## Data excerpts
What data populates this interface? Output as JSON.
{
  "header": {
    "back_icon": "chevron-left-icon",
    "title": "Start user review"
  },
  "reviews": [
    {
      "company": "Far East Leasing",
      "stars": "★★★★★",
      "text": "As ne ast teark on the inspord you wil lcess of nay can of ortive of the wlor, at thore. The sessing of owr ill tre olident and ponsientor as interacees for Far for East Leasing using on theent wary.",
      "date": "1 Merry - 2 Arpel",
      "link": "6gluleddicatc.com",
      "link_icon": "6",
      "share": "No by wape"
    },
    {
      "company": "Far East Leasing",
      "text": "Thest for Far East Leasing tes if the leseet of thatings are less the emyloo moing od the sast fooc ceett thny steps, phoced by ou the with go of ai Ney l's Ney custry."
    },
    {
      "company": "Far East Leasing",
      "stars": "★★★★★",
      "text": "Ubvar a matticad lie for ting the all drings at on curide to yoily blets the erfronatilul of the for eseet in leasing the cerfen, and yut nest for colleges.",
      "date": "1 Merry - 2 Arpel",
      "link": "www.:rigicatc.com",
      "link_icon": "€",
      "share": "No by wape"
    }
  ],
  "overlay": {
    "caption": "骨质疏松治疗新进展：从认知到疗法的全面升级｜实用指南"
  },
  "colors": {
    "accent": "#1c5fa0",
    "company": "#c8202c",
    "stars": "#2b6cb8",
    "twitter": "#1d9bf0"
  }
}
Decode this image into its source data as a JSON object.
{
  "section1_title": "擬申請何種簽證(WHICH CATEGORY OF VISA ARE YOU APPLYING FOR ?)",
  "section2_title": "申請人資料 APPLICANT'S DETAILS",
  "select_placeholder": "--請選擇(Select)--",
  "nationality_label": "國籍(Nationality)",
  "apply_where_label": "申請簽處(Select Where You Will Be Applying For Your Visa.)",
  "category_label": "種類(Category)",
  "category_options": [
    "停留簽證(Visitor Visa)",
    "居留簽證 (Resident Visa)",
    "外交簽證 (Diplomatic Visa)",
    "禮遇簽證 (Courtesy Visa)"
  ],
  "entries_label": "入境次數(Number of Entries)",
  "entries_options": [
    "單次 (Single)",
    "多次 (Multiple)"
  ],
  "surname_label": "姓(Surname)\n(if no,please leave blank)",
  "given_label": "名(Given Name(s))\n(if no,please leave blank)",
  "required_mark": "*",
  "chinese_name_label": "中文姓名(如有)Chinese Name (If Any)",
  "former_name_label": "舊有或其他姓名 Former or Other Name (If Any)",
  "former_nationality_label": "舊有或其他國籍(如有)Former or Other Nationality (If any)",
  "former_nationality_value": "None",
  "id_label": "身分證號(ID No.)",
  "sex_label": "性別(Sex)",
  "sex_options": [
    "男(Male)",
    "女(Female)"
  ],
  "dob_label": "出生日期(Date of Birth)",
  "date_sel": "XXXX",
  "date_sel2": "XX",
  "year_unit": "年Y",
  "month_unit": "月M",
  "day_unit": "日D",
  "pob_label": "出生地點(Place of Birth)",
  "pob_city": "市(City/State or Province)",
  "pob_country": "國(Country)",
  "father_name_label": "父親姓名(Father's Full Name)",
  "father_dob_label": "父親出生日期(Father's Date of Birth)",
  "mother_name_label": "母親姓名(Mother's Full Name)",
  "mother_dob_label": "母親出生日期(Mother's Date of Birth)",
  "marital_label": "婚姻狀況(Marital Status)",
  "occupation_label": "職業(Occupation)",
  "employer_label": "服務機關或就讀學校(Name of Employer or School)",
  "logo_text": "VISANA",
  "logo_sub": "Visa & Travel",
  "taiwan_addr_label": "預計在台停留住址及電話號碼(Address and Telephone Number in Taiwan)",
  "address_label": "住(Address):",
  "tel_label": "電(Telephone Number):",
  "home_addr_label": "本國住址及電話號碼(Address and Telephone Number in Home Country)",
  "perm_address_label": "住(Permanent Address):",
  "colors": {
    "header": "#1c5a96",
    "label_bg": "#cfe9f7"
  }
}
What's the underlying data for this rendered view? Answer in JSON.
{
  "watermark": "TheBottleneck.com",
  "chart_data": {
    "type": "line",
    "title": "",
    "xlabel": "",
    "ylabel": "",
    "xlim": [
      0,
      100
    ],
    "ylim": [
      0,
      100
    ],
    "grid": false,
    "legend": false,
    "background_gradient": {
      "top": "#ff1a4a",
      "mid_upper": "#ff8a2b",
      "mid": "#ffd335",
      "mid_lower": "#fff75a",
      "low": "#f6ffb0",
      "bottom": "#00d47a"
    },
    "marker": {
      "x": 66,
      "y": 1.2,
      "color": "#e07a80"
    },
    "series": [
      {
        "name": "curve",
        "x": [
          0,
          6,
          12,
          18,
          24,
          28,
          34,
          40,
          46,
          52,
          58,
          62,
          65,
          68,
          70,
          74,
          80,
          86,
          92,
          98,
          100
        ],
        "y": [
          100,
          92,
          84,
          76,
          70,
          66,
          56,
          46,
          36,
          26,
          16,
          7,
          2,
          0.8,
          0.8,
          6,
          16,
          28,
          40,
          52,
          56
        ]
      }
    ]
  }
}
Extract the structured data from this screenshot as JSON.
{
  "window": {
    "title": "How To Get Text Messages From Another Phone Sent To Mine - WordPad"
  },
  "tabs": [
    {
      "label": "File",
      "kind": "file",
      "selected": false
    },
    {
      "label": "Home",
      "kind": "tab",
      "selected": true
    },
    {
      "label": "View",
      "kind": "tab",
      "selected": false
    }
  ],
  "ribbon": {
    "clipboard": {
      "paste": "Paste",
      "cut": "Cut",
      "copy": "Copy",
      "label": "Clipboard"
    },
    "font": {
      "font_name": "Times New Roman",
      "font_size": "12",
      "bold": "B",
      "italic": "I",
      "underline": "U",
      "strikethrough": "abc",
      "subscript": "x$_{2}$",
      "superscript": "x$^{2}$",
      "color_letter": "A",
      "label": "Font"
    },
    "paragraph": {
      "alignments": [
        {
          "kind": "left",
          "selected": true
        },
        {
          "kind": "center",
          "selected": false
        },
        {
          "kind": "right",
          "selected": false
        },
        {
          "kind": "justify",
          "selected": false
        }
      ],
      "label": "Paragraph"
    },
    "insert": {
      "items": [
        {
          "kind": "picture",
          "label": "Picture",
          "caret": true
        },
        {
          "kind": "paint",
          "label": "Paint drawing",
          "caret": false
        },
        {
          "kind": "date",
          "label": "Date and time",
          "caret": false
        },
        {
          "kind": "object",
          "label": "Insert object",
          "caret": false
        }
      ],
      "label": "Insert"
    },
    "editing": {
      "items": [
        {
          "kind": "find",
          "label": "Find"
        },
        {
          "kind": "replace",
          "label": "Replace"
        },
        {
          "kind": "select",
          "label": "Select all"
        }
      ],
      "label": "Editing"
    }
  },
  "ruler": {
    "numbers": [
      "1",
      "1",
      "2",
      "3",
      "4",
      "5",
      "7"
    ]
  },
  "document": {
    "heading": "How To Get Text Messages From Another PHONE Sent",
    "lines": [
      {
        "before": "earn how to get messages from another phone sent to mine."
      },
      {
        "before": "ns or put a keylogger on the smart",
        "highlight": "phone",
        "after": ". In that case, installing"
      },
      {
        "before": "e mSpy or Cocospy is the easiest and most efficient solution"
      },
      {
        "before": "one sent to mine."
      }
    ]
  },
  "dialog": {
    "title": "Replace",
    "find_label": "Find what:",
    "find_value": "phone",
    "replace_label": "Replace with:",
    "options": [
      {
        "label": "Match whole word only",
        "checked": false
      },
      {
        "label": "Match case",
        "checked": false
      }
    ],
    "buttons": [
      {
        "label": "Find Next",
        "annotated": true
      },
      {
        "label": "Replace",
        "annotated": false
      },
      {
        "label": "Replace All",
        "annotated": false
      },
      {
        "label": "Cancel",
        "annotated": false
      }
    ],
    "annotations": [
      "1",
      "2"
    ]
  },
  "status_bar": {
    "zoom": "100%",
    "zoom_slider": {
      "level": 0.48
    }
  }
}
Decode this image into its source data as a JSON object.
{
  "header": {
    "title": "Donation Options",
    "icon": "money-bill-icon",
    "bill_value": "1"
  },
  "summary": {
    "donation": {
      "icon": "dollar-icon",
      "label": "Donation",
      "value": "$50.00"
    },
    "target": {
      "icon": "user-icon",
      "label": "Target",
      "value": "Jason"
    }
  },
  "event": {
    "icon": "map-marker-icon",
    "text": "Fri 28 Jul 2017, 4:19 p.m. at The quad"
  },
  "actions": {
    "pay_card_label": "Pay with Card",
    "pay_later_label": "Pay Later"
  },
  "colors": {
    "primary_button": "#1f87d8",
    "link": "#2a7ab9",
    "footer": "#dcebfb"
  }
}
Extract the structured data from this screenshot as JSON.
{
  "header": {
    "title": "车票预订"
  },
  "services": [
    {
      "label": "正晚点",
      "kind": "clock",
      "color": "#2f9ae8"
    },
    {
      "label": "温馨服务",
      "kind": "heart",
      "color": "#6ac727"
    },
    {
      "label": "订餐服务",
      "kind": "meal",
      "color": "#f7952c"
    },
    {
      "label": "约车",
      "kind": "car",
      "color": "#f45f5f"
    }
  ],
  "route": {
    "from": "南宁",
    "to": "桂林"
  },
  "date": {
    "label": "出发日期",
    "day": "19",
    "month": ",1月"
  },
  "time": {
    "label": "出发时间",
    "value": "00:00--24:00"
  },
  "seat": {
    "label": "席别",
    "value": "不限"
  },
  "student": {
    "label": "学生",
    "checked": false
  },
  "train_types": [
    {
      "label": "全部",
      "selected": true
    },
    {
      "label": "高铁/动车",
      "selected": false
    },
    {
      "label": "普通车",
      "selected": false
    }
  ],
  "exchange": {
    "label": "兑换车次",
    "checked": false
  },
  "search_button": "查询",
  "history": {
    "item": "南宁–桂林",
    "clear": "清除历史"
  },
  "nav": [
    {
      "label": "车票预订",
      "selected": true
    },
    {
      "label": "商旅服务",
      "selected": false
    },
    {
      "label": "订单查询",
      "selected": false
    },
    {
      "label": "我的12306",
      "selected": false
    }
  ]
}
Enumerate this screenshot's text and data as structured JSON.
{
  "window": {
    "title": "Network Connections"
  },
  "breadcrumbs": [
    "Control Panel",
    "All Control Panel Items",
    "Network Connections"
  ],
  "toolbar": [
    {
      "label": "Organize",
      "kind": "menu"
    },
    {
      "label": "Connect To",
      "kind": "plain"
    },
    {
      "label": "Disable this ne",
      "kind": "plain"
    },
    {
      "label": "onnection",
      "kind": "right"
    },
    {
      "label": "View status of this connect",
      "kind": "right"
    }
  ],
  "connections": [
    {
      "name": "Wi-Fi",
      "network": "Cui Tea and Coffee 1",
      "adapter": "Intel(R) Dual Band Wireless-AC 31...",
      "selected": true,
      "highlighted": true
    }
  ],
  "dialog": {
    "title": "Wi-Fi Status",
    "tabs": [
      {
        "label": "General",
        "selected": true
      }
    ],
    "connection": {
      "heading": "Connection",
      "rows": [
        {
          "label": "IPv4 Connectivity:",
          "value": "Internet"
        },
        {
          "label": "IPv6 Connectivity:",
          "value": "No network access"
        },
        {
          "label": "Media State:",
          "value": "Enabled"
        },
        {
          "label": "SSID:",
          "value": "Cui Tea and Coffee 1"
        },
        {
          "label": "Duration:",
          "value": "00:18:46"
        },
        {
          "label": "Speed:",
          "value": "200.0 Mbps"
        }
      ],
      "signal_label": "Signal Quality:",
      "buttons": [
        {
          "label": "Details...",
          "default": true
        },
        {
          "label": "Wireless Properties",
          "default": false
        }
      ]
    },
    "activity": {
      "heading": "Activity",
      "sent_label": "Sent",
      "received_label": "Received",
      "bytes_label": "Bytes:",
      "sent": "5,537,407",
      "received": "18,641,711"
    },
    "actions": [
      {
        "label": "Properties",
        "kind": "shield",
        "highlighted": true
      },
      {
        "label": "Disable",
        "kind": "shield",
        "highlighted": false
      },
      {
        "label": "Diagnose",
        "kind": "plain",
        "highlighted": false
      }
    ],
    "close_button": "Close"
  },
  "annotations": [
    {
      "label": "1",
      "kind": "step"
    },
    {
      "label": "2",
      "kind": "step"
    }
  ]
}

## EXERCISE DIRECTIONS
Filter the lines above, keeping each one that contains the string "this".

## SOLVED PROBLEM
What data populates this interface? Output as JSON.
Decode this image into its source data as a JSON object.
What's the underlying data for this rendered view? Answer in JSON.
Extract the structured data from this screenshot as JSON.
Decode this image into its source data as a JSON object.
Extract the structured data from this screenshot as JSON.
Enumerate this screenshot's text and data as structured JSON.
      "label": "Disable this ne",
      "label": "View status of this connect",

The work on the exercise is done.